It was in failure that the champion showed the depth of her growth, Shaw says.

“I definitely think there’s been challenges over the years,” Shaw says. “But watching how she reacted and responded at both the indoor and outdoor conference [championships] where things did not go her way gives me a lot of confidence that she recognizes where she needs to grow and is going to continue to work at it bit by bit.”

A rugby career?

Biron is looking forward to the NCAAs as her final meet.

“I’m good but I’m also not one of the best in the world,” Biron says. “And I’m completely aware of that. So I’m ready for something new.”

A few days after the NCAAs, Biron will be among 18 women who will be invited to the Olympic training center in California to try out for USA Rugby, which is seeking crossover athletes to compete in Rugby Sevens for the 2028 Summer Olympics at Los Angeles.

“I’m so excited — I literally can’t help myself, the idea that they even thought about taking this little girl from Bow, New Hampshire,” Biron says. “I was so curious, I asked them, like, ‘How in the world did you find me — and why me?’” 

She was told that USA Rugby searched among the top multi-event women athletes while focusing on graduating seniors.

“And then they looked at photos of people competing,” says the 5-foot-8-inch Biron, who grew up playing boys’ ice hockey. “And they said to me, which I thought was hilarious, they’ve never seen that type of aggression brought to track and field. 

“I know some people say I make the worst faces when I compete.
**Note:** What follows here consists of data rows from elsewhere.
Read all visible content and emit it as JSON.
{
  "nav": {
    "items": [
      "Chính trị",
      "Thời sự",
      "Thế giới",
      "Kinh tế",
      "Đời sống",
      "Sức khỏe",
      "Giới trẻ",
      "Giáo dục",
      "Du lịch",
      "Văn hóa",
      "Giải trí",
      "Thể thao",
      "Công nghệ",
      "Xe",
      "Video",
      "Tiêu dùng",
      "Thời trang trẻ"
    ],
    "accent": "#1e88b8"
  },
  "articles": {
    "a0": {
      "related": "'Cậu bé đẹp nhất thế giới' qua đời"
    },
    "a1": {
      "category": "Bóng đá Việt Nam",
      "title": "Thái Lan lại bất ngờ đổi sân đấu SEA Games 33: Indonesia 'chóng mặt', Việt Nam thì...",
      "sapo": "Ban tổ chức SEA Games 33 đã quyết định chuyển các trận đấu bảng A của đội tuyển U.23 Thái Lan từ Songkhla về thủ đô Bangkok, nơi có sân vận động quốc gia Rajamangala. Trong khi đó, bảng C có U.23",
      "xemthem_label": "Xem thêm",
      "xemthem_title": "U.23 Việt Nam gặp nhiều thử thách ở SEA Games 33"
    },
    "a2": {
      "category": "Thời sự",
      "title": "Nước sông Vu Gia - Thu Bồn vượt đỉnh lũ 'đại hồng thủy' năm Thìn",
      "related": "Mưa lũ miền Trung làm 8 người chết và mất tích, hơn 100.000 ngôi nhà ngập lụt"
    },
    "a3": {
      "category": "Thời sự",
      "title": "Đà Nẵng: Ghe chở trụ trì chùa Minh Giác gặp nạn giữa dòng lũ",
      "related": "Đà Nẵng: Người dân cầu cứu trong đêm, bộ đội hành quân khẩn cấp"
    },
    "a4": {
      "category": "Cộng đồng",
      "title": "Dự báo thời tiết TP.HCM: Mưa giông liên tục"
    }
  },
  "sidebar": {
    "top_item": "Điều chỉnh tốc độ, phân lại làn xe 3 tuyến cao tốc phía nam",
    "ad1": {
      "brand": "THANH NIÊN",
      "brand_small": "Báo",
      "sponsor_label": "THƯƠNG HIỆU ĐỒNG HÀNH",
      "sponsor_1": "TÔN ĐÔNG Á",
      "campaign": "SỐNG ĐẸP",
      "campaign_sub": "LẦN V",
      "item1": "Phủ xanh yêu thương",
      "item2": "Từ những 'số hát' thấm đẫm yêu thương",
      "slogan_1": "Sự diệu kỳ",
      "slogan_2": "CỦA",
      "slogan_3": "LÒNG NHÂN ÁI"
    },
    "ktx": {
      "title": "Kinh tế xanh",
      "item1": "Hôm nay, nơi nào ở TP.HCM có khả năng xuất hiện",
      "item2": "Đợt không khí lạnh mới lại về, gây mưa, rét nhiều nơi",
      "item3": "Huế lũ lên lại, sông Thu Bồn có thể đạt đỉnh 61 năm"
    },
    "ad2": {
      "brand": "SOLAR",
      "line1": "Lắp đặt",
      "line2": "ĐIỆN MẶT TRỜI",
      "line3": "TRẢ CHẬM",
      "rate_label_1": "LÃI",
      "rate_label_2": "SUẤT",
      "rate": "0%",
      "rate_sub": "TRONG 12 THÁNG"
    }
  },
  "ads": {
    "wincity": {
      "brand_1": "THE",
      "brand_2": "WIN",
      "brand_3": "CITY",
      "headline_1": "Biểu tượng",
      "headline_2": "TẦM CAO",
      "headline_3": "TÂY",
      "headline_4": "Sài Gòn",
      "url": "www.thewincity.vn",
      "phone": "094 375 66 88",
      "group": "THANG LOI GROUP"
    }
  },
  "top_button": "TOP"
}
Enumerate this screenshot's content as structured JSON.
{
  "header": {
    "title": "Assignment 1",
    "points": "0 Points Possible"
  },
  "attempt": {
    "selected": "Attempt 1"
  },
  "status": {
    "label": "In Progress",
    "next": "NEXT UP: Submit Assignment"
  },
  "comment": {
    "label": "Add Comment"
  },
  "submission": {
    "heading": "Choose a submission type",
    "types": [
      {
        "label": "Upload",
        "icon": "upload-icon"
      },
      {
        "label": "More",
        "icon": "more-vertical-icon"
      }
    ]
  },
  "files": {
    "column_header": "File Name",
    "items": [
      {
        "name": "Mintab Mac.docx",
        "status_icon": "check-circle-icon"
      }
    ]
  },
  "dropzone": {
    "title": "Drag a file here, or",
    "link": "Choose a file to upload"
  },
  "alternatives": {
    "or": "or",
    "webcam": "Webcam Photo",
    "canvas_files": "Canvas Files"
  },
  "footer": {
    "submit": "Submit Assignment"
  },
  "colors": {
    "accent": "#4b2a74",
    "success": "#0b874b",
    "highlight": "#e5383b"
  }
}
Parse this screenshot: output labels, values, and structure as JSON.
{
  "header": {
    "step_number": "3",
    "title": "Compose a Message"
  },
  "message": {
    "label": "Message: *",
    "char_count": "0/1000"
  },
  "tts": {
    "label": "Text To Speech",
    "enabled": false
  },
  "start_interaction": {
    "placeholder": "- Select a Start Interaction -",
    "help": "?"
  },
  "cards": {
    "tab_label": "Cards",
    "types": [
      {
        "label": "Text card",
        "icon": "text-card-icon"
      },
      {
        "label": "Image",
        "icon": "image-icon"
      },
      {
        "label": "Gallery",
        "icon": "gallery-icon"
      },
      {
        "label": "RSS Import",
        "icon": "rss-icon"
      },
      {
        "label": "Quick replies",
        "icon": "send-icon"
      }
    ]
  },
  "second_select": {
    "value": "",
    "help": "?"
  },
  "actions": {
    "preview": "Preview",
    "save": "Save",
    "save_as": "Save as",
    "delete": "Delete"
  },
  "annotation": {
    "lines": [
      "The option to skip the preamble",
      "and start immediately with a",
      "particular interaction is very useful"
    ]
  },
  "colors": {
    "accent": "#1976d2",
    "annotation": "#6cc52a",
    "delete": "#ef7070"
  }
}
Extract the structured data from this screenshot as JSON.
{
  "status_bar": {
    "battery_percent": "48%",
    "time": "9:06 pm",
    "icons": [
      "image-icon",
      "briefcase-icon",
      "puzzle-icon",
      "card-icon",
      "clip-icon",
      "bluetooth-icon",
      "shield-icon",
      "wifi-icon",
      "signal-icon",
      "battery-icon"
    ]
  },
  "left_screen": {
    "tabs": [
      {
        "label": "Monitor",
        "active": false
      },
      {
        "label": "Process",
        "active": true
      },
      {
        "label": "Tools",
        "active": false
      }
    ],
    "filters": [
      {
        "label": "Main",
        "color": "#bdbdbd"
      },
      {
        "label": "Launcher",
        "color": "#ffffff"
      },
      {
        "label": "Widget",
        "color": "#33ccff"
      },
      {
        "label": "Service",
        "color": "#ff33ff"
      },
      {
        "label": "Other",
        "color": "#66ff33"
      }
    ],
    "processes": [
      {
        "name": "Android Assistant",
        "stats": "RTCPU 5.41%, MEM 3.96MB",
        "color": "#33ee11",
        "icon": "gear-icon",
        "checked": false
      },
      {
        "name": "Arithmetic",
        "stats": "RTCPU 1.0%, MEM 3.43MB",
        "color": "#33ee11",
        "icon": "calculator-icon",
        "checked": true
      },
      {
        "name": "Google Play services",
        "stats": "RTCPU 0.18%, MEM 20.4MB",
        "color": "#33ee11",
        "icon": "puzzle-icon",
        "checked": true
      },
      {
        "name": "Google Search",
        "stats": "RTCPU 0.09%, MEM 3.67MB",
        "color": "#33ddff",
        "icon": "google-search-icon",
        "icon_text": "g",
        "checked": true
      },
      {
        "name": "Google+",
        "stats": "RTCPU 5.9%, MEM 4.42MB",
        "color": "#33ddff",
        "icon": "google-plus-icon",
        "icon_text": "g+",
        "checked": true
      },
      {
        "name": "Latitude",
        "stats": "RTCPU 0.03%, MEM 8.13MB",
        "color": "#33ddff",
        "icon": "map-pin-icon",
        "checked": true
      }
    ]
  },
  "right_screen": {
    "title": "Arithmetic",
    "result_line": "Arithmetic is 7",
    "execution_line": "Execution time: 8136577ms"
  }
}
I’m always grinding my teeth, everything’s super tense and I’m screaming a lot of the time. There’s a lot of strain. You can see how competitive I am on my face. And apparently that’s what they were looking for.” 

If rugby doesn’t work out, Biron hopes to move into coaching. She has been working as a part-time track and field assistant coach at the John D. O’Bryant School of Mathematics and Science near Northeastern’s Boston campus.

“I really love it,” she says.

Do you see the circular element of her story? When athletes are working as hard as Biron, says Shaw, the demands they make bring out the best in their coaches, inspiring them to raise the level of coaching. 

It is in that paying-it-forward spirit that Shaw is looking forward to the week in Eugene. 

“I always knew she could do it,” Shaw says. “When you get to this point at NCAAs, if you can just replicate what you did to get there, you’re putting yourself in a great position to be an All-American.

“It’s just an honor for me to be there,” Shaw adds. “I’m her plus-one.”

This was always the dream.

“The biggest thing is just making it,” Biron says. “It’s what I wanted the entire time I’ve been here. So I just want to go out and have fun.”

Imagine how Dominique Biron might perform without feeling pressure.

“Yes,” she says with a short laugh. “This will be a first.”

Ian Thomsen is a Northeastern Global News reporter. Email him at Follow him on X/Twitter @IanatNU.